From the visitor center area at Sunrise we could access the Mount Burroughs trail. Named after the naturalist John Burroughs (a contemprary of John Muir and Teddy Roosevelt and author of many fine books on the natural world) the Burroughs Mountains are a small range containing 3 peaks, 1st, 2nd, and 3rd Burroughs between the Emmons and Winthrop Glaciers, two of the largest glaciers on Mount Rainier. From sunrise we will hike 1st and 2nd Burroughs and hope to finally see some Mountain Goats up close and personally. Word is there are several herds hanging out in the area.
In the picture above Burroughs 1 & 2 are marked, as well as the trail back down to Sunrise. As you can see, much of the snow is gone in this area although there are still several rather large snowfields we will have to cross.
One of the snowfields we will have to cross. It doesn’t look like much but the slope of that snowfield is sufficient that falling would definitely mean a long slide if you had no means of arresting yourself. We have our hiking poles (an Ice Ax would be better) and figure they will be enough for these short crossings.
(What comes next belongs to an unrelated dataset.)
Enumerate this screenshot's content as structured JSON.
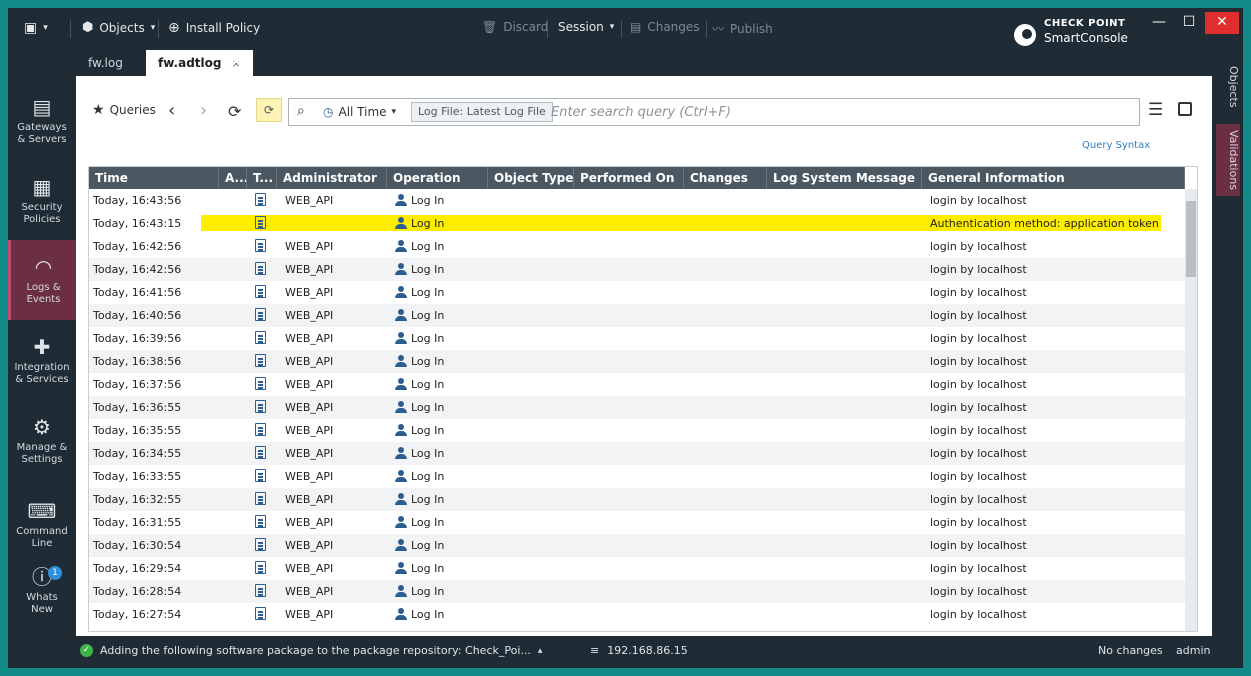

The upper slopes of First and Second Burroughs are mostly comprised of steep debris fields of hard slatelike rock. It’s difficult to walk on the unstable plates of rock and easy to stumble on, so we’re always thankful for well trod trails.
Even in this harsh environment the flowers always find a way to spring forth. It’s truly marvelous to walk along these forbidding mountain trails and find these meadows of brilliant wildflowers looking like someone had just planted them.
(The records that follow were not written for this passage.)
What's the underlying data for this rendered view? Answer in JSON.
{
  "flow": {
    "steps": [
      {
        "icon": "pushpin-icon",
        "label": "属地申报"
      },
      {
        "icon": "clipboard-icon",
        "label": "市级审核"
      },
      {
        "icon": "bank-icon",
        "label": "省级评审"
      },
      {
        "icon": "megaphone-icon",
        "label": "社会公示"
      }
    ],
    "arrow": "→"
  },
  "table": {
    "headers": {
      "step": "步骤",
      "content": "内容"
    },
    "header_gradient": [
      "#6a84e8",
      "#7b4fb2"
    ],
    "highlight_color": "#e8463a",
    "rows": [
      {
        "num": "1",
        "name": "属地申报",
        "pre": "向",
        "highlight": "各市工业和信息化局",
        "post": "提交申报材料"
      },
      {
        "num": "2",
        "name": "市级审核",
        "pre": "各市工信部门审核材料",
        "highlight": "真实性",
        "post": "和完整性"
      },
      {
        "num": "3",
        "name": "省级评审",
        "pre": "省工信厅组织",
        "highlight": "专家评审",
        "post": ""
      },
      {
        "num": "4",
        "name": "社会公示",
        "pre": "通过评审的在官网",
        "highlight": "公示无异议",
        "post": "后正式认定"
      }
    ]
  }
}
As we crested Second Burroughs we got this fantastic View of the climbing route from Glacier Basin. The large arrows outline the route up through the glaciers. The little arrow in the center points at 3 climbers crossing an Ice Fall on Emmons Glacier.
Looking down into Glacier Basin from Burroughs 2. The Arrow shows the high point of our hike in Glacier Basin a couple of days ago.
Looking back to the White River and the Campground from the Sunrise Rim Trail.